It’s even held up as a badge of honour. In a recent article published by Inc. magazine approximately 40 percent of workers believe that burnout is an inevitable part of career success. 40 percent. Where’s the “honour” in that? No one should have to experience burnout to be successful. That’s not a “badge” anyone needs to have and it certainly won’t help you get ahead when you’re in the emergency room (or otherwise sidelined by your health).
Has this has ever happened to you? You’re speaking with your boss about a persistent problem you both want to figure out, and you begin sketching out some solutions (viable, but unproven) when your boss notices the time and says, “I’ve got another meeting. Can I leave this with you?”. Then blip, your boss is gone.
Now you’re sitting there with the temptation to make this unproven solution happen but without the time, budget, resources or even the basic agreement from others on its relative priority (or their input on what needs to be thought out to make it happen without impacting something else). I call this “drive-by delegation”.
It’s confusing and leaves a lot open to interpretation. Your boss may even forget you’ve had this conversation. Or they may have subsequent conversations with others (not you), changing and re-shaping what they want done (but forgetting to feed that back to you). Or your boss may just change their mind on whether or not that solution needs to get done now (and forget to tell you).
Or, they think you’re working on it with what’s left to you after putting in 50 hours or more every week, and your boss tells their boss it’s being looked after. You haven’t even agreed to do it (or have your team do it). “Drive-by delegation” is a source of “hard work” and sets no one up for success.
It’s also an example of how hard work comes dressed as opportunity, but really, it’s a sucker punch. So, how can you turn “hard work” into something you can learn and grow from?
You qualify it. Take 5 minutes to do this in a document (don’t worry about format or even spelling, just intuitively hash it out):
Why does this work as an antidote to hard work? Hard work comes in like a freight train, fast. Often the most strategic thing you can do is to slow things down, just enough, to really look at a request (or assumption) in context with everything else that’s going on. You’re not saying “yes’ and you’re not saying “no”. You’re inviting a conversation to explore the benefits, constraints and opportunity costs of doing or not doing this work. This is difficult to do, but it’s an enormous growth challenge for you, setting you up for future success at work

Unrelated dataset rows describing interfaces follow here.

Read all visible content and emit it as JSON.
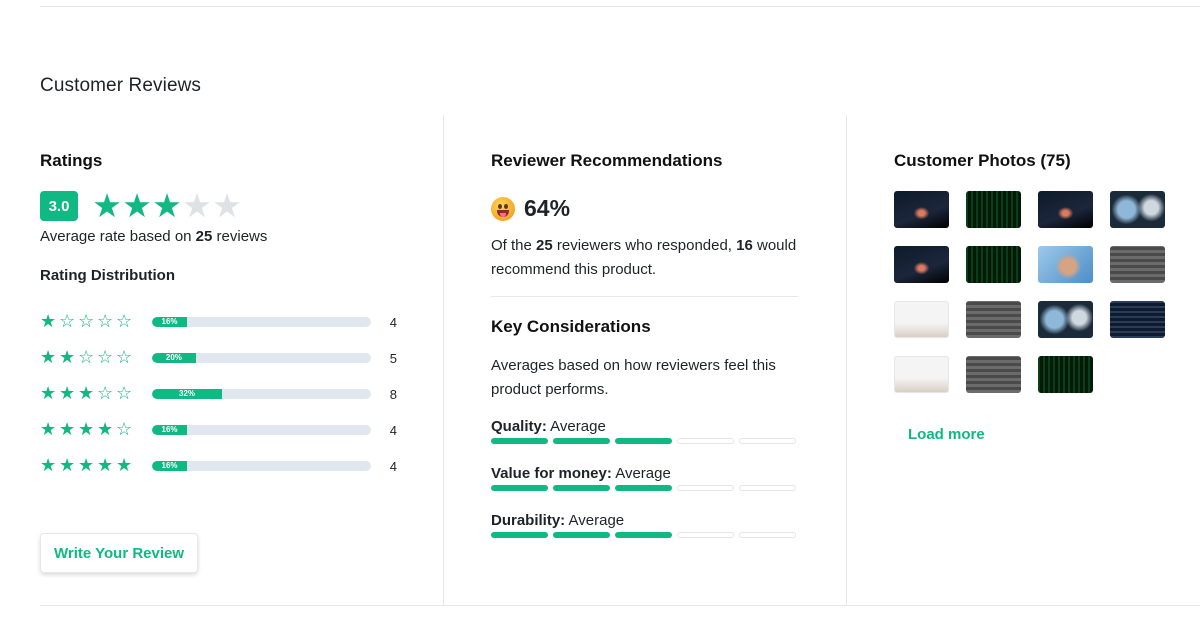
{
  "section_title": "Customer Reviews",
  "ratings": {
    "title": "Ratings",
    "average": "3.0",
    "average_value": 3,
    "max_stars": 5,
    "avg_text_prefix": "Average rate based on ",
    "review_count": "25",
    "avg_text_suffix": " reviews",
    "distribution_title": "Rating Distribution",
    "distribution": [
      {
        "stars": 1,
        "percent_label": "16%",
        "percent": 16,
        "count": "4"
      },
      {
        "stars": 2,
        "percent_label": "20%",
        "percent": 20,
        "count": "5"
      },
      {
        "stars": 3,
        "percent_label": "32%",
        "percent": 32,
        "count": "8"
      },
      {
        "stars": 4,
        "percent_label": "16%",
        "percent": 16,
        "count": "4"
      },
      {
        "stars": 5,
        "percent_label": "16%",
        "percent": 16,
        "count": "4"
      }
    ],
    "write_review_label": "Write Your Review"
  },
  "recommendations": {
    "title": "Reviewer Recommendations",
    "percent": "64%",
    "text_prefix": "Of the ",
    "responded": "25",
    "text_middle": " reviewers who responded, ",
    "recommend": "16",
    "text_suffix": " would recommend this product.",
    "key_title": "Key Considerations",
    "key_desc": "Averages based on how reviewers feel this product performs.",
    "metrics": [
      {
        "label": "Quality:",
        "value": "Average",
        "level": 3,
        "max": 5
      },
      {
        "label": "Value for money:",
        "value": "Average",
        "level": 3,
        "max": 5
      },
      {
        "label": "Durability:",
        "value": "Average",
        "level": 3,
        "max": 5
      }
    ]
  },
  "photos": {
    "title": "Customer Photos (75)",
    "items": [
      "laptop-dark",
      "matrix",
      "laptop-dark",
      "robot",
      "laptop-dark",
      "matrix",
      "hand",
      "keyboard",
      "desk-light",
      "keyboard",
      "robot",
      "code",
      "desk-light",
      "keyboard",
      "matrix"
    ],
    "load_more_label": "Load more"
  },
  "colors": {
    "accent": "#10b981",
    "track": "#e1e7ef",
    "star_off": "#dfe2e5"
  }
}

You’re making it a conscious choice, and making the time for others input to qualify not just the doing or not doing of the work, but the desired impact. AND, along the way you’re helping your boss to see what’s possible, and what’s not, given the current work context. This empowers your boss to make a strategic decision about this work, resourcing it, or parking it for later – and communicating that decision to set expectations.

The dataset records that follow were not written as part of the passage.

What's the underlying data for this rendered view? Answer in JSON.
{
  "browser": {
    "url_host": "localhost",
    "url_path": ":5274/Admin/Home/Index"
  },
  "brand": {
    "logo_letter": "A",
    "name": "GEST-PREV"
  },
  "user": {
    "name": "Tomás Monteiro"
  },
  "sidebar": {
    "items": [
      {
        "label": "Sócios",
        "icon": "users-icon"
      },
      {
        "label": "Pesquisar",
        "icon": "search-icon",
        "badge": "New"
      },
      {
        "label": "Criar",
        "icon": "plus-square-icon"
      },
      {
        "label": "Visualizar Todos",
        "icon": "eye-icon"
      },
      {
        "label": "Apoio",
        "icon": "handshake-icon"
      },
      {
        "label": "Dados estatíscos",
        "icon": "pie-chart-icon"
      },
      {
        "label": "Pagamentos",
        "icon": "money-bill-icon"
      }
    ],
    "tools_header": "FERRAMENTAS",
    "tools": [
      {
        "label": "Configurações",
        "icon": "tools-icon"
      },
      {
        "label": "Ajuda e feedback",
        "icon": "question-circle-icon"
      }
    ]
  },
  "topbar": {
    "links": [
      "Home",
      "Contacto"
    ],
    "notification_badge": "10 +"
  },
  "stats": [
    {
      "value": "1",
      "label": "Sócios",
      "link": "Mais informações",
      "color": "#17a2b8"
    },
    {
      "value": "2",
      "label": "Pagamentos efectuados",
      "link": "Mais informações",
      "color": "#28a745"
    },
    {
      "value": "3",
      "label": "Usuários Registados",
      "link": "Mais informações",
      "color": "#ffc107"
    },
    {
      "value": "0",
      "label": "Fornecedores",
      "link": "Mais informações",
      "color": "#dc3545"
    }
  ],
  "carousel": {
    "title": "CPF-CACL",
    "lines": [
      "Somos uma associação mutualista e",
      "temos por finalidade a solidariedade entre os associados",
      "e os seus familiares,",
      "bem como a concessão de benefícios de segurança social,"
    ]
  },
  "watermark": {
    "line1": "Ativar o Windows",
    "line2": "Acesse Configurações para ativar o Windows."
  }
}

Doing this takes 10 minutes or less and cuts through the culture of busy. It forces everyone to take a step back and think. It supports a culture of consciousness, without jeopardizing your effectiveness, or reputation. It’s a challenge, but one that supports your career, rather than keeping you trapped in the hard work/busy cycle that stifles your growth.
Culturally, the myth of hard work is pervasive – you’re either “in” or “out”. So, I realize the enormity of what I’m asking when I say you need to re-think hard work in your career. You deserve more than fast-paced, high-volume work. You deserved to be challenged. To grow. To explore and experience new things professionally that also support your organization.
Do not let hard work culture harm your career.
When I started working with Carleen my work-life balance was out of whack, I was unsatisfied and beginning to question whether I was in the right role. Her practices helped me become more grounded, rooted in my work and I learned to source nourishment from the activities that I perform on a daily basis at work."
Your comment will be posted after it is approved.
Leave a Reply.